nnah. it feels good.

Clacking keys on a manual typewriter is unlike any other form of writing. You realize the struggles that plagued writers of the past. Typing isn’t smooth and fluid like on a keyboard, it’s a pecking frenzy that leaves your hands twisted as they try and keep up with your mind.

Occasionally you’ll miss a space or hit half a letter in the quest to complete a sentence. But let the fingers warm up and watch the words pop as steel slaps ink on a page.

There is no delete key, only a backspace which can be used to turn r’s to n’s and p’s to g’s. When you screw up bad enough, you have to rip out the page and start anew. No wonder writers of the past were so damn good. One draft is never enough. The rewriting process is decided by the nature of the machine. Continue reading “Two Roomies and a Typewriter”

Justice – Served Cold with a Pickle and a Side of Chips

Two month ago, myself and three friends from the Columbia University chapter of the hash house harriers were issued a court summons before a run through the Cloisters. Officers Nunez and Silvano of the 34th precinct informed us that the brown-bag shields we were using to cover our beers were no match for their detection skills.

Two month ago, myself and three friends from the Columbia University chapter of the hash house harriers were issued a court summons before a run through the Cloisters. Officers Nunez and Silvano of the 34th precinct informed us that the brown-bag shields we were using to cover our beers were no match for their detection skills. They issued me, my roommate Rick, and friends Pat and Sean summons for having an open container of alcohol. We did the crime, now it was time to pay up for our actions. Our day in court had arrived.

There was a steady rain as the four of us arrived at Criminal Court a little after 9 a.m. We shuffled to the back of the line, the first of six lines that day, which had already formed halfway down the block. Our minds began to wonder what lied on the inside of the stone temple of justice.

“I imagine it’s like a deli,” Pat said. “You get a number and then justice is served like a ½ pound of Boar’s Head, sliced thin for sandwiches.”

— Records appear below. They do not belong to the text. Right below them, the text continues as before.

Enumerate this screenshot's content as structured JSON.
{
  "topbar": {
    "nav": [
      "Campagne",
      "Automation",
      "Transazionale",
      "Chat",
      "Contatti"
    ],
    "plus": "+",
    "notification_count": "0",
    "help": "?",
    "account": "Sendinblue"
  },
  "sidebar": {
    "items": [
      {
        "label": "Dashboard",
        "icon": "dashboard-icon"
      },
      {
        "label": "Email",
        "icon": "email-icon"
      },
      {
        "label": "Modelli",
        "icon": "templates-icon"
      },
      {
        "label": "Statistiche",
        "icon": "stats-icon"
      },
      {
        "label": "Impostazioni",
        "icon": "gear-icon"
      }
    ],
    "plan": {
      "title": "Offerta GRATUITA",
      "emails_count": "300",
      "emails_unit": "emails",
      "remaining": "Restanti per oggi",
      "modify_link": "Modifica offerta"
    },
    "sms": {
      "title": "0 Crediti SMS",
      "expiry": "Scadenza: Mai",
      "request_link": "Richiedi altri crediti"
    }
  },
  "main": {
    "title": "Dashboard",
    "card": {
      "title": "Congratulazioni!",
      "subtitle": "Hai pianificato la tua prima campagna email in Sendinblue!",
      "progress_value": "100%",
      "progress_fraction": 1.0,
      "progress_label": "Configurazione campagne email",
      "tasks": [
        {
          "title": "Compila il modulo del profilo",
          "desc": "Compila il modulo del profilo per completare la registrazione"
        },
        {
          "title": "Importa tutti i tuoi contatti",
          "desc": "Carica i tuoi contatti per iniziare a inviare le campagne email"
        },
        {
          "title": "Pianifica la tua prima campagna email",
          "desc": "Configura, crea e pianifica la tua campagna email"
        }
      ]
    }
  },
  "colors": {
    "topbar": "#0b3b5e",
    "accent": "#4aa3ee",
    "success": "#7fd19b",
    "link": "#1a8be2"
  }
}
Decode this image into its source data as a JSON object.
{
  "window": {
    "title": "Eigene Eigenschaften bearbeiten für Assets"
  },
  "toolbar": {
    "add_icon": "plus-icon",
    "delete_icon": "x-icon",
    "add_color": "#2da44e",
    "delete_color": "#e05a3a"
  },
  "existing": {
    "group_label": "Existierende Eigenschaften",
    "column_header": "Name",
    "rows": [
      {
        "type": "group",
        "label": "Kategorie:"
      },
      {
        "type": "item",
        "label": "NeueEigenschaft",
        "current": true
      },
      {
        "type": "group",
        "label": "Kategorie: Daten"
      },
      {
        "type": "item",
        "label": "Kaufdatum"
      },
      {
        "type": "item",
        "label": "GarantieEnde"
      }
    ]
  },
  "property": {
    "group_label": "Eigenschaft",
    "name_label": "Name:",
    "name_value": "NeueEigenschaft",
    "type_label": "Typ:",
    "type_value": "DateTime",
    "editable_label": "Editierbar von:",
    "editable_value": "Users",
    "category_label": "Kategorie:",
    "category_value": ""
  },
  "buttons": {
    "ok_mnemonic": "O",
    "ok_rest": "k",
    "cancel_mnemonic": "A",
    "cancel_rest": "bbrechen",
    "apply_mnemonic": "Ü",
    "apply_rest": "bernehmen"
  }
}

After getting inside the front door and through security, we were directed to wait in yet another line on the second floor. At the end of this line was a clerk who would take our summons and assign us to one of three courtrooms. Slowly we worked our way through the bureaucratic maze that is the New York City penal system.

During our wait we stood behind Henry, a career criminal, who wouldn’t say what he was summoned for. He beguiled us with stories of making fake IDs when living in Miami and driving a carload of pot to Houston. Standing about 5’7” and wearing faded jeans and a paint-stained hoodie, Henry assured us that we would pay no more than a $100 ticket.

With a worried look on his face, Rick turned to me. “I don’t like being in trouble,” he said. “It gets to my conscience.” Continue reading “Justice – Served Cold with a Pickle and a Side of Chips”